The Cornerstone Partnership, a social enterprise encouraging innovation and partnership to improve the life chances of children in care, has commissioned tech innovation agency INITION to create a virtual reality (VR) training tool for new adoptive parents. Unveiled at London City Hall on 24th October 2017, the interactive experience capitalises on VR’s propensity for driving empathy and enhancing training through memorable immersion; features that help people gain a visceral insight into why children who have experienced trauma behave the way they do.

Being Me logoThe experience, Being Me, also trains new adoptive parents in ‘restorative parenting’ techniques by bringing to life the ‘PACE parenting model’. To achieve these goals, Being Me simulates the experience of a child who has come into care and has to get to know new adoptive parents.

The first scene is in utero so that users can sense domestic violence and substance abuse from the perspective of an unborn child. In the second scenario, users assume the point-of-view of an 18-month-old child who experiences neglect, abandonment, substance abuse and domestic violence.

The next chapter puts users in the shoes of a seven-year-old child in an adoptive family. The child has been sent home from school for fighting. The adoptive mother reacts in different ways so that users can experience, first-hand, the benefits of PACE parenting.

Being Me screenshotThe experience, which is interactive to help users gain a better understanding of how their different parenting approaches impact on outcomes, was designed for the Samsung Gear VR headset using bespoke 360 degree, stereoscopic footage and spatial sound. CG imagery was incorporated using the Unity engine.

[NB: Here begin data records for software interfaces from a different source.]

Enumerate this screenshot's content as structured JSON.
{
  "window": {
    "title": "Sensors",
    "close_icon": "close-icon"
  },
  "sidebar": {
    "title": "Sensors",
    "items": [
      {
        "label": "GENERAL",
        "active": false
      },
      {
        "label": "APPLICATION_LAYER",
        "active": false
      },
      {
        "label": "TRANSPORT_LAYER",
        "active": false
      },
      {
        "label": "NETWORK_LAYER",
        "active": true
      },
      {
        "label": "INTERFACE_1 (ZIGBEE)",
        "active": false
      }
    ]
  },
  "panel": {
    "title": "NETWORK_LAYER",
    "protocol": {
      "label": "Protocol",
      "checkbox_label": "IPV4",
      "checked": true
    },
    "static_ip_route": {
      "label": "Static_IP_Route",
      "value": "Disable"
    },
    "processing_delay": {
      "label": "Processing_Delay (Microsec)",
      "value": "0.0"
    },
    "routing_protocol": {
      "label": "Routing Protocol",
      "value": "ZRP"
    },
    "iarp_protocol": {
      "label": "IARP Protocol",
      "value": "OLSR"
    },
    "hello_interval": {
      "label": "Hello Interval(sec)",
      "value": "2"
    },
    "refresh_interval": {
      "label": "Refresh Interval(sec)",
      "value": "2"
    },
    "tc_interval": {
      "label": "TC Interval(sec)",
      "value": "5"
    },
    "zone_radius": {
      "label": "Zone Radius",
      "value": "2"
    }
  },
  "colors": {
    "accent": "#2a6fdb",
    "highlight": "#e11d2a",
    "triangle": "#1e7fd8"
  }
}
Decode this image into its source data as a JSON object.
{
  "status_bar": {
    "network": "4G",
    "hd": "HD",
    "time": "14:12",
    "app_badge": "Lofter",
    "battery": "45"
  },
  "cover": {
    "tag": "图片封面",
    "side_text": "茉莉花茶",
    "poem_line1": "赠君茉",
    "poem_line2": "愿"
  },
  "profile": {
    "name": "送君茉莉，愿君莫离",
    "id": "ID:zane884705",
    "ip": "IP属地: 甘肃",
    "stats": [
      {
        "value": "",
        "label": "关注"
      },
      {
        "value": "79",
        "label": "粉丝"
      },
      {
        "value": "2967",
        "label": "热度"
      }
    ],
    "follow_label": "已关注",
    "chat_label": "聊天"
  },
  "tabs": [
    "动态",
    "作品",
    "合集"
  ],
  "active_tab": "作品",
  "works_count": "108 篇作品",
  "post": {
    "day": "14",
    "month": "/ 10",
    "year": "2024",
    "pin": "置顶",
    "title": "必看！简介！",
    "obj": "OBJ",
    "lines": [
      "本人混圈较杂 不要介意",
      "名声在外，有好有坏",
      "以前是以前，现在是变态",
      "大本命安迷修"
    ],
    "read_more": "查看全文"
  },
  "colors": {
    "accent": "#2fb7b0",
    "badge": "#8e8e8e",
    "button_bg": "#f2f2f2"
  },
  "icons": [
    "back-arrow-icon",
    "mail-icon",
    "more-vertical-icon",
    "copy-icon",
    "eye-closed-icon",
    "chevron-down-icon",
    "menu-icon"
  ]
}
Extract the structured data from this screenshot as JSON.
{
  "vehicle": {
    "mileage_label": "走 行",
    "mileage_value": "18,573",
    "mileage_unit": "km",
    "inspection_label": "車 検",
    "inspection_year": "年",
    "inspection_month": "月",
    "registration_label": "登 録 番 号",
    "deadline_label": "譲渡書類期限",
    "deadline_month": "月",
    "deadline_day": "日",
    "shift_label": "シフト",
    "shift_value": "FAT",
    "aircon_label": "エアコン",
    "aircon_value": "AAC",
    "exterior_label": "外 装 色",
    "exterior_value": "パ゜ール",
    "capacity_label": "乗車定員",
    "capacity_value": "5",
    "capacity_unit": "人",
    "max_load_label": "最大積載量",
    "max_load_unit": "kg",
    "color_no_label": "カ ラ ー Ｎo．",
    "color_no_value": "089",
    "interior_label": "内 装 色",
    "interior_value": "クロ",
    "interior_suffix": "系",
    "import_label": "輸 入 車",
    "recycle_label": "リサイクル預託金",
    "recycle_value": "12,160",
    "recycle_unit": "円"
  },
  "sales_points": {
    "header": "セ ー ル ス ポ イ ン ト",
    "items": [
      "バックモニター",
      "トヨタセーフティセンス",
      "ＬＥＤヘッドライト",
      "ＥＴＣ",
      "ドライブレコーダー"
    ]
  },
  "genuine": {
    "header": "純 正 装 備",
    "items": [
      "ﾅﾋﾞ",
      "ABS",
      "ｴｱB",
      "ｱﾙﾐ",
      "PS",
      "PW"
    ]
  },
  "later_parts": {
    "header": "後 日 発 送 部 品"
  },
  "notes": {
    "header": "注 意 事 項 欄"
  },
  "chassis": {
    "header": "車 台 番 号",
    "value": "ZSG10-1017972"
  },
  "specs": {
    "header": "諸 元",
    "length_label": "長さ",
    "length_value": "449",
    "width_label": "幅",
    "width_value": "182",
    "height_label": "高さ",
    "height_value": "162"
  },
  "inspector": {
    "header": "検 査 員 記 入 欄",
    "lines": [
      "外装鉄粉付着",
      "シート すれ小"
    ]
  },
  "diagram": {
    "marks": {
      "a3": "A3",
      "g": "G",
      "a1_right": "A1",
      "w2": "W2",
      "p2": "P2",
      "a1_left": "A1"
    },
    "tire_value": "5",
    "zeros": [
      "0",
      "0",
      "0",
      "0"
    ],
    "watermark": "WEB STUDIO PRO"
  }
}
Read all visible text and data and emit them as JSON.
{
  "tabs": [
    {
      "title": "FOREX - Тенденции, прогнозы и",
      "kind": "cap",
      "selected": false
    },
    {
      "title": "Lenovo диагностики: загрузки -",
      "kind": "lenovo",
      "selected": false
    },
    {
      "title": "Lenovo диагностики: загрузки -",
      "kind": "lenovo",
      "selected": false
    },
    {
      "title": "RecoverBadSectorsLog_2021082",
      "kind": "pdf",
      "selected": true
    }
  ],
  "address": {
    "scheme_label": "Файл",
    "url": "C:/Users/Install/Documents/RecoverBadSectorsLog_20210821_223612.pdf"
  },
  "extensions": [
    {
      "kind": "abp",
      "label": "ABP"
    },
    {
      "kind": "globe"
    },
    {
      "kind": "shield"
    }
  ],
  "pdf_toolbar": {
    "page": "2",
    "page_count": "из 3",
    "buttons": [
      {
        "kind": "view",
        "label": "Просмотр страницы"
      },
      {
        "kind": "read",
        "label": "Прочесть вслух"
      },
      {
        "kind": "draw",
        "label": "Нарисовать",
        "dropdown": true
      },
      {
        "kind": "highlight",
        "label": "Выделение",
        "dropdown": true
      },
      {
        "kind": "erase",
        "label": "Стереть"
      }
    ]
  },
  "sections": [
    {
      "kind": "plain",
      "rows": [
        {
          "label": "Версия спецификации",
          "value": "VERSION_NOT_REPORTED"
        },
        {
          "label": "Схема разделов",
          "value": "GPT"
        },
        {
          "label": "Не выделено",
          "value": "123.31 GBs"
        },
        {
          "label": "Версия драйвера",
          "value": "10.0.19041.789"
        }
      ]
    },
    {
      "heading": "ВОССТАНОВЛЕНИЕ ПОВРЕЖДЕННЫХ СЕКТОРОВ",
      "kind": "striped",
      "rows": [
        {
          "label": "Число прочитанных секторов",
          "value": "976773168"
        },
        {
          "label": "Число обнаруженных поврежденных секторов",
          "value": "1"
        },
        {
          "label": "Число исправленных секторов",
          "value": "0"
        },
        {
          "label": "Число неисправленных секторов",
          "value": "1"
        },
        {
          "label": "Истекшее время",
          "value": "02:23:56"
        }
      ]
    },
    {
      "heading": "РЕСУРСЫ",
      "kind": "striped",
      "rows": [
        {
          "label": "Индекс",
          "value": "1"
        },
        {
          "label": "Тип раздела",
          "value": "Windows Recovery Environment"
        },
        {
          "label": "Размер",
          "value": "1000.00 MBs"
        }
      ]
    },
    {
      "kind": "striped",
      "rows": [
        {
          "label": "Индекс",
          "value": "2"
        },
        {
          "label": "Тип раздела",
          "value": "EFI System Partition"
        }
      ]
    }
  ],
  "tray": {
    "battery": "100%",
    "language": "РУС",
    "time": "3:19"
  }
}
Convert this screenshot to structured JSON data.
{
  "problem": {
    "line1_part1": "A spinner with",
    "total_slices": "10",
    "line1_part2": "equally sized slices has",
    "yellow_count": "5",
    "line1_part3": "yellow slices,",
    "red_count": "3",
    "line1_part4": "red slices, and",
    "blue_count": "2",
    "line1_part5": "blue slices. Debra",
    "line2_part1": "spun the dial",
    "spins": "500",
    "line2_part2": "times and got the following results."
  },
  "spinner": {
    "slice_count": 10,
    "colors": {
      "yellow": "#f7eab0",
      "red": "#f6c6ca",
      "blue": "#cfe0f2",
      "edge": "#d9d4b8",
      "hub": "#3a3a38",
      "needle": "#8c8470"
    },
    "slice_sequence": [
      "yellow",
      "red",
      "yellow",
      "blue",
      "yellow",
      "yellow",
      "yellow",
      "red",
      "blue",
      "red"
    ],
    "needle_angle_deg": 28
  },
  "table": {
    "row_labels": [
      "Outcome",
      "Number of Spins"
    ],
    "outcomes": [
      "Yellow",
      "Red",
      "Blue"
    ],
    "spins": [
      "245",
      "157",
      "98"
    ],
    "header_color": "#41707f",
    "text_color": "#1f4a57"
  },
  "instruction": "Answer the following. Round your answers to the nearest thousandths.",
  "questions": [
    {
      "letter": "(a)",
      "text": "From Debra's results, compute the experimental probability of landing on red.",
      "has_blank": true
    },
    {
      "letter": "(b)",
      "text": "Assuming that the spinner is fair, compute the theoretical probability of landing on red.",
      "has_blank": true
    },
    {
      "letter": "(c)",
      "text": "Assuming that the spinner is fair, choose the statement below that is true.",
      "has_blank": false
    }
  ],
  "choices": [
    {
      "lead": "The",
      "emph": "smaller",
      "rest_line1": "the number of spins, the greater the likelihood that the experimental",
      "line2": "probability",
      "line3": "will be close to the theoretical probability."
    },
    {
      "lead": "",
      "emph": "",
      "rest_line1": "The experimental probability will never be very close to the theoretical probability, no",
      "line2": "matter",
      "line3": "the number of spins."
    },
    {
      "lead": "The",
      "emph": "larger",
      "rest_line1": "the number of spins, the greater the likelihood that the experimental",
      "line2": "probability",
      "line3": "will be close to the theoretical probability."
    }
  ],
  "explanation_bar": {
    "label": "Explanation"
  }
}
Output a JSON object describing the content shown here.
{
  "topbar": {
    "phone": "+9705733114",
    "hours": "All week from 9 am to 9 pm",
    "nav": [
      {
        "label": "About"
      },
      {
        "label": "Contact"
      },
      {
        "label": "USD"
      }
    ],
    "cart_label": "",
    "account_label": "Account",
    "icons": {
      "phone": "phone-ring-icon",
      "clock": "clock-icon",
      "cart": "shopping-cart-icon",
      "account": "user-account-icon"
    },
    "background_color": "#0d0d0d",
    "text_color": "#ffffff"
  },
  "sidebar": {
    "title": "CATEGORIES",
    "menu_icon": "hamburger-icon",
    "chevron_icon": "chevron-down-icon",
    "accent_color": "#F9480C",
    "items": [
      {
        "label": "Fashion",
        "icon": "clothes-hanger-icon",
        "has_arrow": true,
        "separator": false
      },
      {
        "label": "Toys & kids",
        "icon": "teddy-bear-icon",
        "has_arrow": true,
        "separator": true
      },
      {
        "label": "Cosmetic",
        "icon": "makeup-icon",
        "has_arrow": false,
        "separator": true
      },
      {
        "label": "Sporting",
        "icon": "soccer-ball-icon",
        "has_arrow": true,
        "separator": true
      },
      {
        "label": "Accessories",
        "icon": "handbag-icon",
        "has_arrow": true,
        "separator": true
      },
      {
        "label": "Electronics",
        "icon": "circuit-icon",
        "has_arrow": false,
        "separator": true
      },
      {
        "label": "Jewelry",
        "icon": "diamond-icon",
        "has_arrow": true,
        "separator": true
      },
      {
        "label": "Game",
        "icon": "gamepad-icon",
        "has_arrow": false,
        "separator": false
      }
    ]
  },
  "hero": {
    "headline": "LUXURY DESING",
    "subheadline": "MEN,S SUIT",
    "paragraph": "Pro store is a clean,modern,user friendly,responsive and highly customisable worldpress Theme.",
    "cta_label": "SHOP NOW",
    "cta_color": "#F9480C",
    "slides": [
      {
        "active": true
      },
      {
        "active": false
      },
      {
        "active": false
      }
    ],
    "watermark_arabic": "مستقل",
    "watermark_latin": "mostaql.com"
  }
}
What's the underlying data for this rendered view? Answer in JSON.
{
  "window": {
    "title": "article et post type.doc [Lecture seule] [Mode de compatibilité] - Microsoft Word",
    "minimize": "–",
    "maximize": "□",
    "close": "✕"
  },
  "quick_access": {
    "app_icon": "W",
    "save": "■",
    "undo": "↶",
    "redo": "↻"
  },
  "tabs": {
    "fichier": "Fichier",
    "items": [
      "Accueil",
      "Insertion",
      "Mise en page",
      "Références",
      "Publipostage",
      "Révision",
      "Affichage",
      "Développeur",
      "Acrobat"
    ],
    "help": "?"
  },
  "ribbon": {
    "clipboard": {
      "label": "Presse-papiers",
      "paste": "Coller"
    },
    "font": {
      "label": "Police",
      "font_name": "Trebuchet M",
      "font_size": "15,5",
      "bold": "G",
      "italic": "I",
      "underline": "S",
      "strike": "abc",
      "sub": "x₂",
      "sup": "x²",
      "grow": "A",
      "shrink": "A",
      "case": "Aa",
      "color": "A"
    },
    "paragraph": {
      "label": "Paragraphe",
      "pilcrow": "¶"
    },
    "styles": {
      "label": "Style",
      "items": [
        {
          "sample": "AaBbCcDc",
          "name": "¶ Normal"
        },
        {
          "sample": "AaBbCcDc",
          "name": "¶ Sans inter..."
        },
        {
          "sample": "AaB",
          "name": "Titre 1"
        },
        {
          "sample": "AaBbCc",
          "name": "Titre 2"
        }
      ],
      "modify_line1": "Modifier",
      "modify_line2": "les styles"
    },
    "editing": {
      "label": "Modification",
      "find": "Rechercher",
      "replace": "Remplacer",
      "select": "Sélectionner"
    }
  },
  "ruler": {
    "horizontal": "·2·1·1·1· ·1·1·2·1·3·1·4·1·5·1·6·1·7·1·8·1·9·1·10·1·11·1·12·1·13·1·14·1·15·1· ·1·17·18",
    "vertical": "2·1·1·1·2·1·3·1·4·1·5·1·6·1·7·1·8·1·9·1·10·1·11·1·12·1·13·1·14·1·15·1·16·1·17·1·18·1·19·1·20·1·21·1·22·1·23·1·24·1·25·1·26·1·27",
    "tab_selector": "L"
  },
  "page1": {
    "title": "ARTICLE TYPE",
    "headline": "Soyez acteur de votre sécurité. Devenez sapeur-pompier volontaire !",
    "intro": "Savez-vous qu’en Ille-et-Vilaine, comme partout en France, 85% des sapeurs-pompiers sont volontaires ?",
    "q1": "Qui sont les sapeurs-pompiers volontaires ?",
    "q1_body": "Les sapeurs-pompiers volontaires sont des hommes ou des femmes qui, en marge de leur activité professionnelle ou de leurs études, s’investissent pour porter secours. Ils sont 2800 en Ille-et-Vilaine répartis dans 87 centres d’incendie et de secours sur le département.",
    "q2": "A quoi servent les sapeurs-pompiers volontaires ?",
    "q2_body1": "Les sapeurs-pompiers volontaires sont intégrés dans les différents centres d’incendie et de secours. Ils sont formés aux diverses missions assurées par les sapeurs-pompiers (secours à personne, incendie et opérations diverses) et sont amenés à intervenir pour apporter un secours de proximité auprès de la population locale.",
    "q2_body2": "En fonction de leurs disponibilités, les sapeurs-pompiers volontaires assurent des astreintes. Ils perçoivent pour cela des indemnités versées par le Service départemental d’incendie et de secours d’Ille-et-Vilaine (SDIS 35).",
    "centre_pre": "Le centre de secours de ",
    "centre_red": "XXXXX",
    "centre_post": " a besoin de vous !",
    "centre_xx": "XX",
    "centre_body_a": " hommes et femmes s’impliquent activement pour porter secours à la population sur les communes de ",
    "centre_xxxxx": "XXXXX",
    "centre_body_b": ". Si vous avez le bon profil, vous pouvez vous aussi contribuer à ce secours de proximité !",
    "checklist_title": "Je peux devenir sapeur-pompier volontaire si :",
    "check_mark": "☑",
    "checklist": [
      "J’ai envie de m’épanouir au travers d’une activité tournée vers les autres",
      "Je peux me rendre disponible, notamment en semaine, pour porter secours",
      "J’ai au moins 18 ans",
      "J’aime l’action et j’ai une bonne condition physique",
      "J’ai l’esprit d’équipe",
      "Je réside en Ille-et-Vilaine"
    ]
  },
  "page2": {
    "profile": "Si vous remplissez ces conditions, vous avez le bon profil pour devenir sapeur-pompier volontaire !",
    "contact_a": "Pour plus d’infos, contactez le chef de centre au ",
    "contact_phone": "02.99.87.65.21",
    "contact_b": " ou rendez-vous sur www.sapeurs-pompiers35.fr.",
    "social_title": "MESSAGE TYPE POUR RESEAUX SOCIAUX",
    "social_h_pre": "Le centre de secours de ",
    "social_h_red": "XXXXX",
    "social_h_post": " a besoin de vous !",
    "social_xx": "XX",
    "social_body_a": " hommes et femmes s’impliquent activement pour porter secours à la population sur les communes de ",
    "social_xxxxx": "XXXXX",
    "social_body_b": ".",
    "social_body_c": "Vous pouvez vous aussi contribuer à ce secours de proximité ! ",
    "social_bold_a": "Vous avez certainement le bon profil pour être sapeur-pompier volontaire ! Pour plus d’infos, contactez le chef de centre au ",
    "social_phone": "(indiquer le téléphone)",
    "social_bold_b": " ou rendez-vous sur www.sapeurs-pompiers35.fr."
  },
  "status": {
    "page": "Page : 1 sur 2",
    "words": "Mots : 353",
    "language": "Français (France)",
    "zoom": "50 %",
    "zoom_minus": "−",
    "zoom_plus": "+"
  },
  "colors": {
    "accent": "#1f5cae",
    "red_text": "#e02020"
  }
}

The Cornerstone Partnership’s CEO, Helen Costa, commented: “While VR has been used in therapeutic and research contexts, using VR as a training tool to accelerate behaviour change is something new. After much research, we believe VR can have a major application in social care settings and in addressing a wide range of mental health issues for children.

“From the get-go INITION really understood what we were trying to do and have delivered an impactful storyline that puts adopters in the shoes of their children, helping them to understand why children in the care system behave the way they do, what triggers shame and anger and how adopters can help children recover from trauma through the practice of restorative parenting. This pilot has given us further confidence that placing VR at the heart of our strategy is timely and we look forward to rolling out more immersive content over the coming year.”

Being Me screenshotINITION’s CEO, Adrian Leu, added: “INITION actively seeks partnerships with third sector organisations because it creates powerful and exciting opportunities to accelerate behavioural change through creative strategy and immersive technologies.

“Because VR fully immerses its users, it is the perfect platform to help adopters empathise with traumatised children whilst gaining a visceral understanding of how their parenting can help. From a storytelling point of view, we had tread a delicate line between creating an experience that was powerful enough to affect change, without emotionally overloading users, most of whom will be experiencing VR for the first time.”

There’s currently no word on whether the application will be rolled out for public audiences to experience for themselves, however Being Me represents just another of the ways in which VR – even in this early stage – can be a beneficial technology upon many different areas of modern society. VRFocus will keep you updated with all the latest innovations in VR care, and be sure to check out our own VR Diversity Initiative, with more events planned to be announced soon.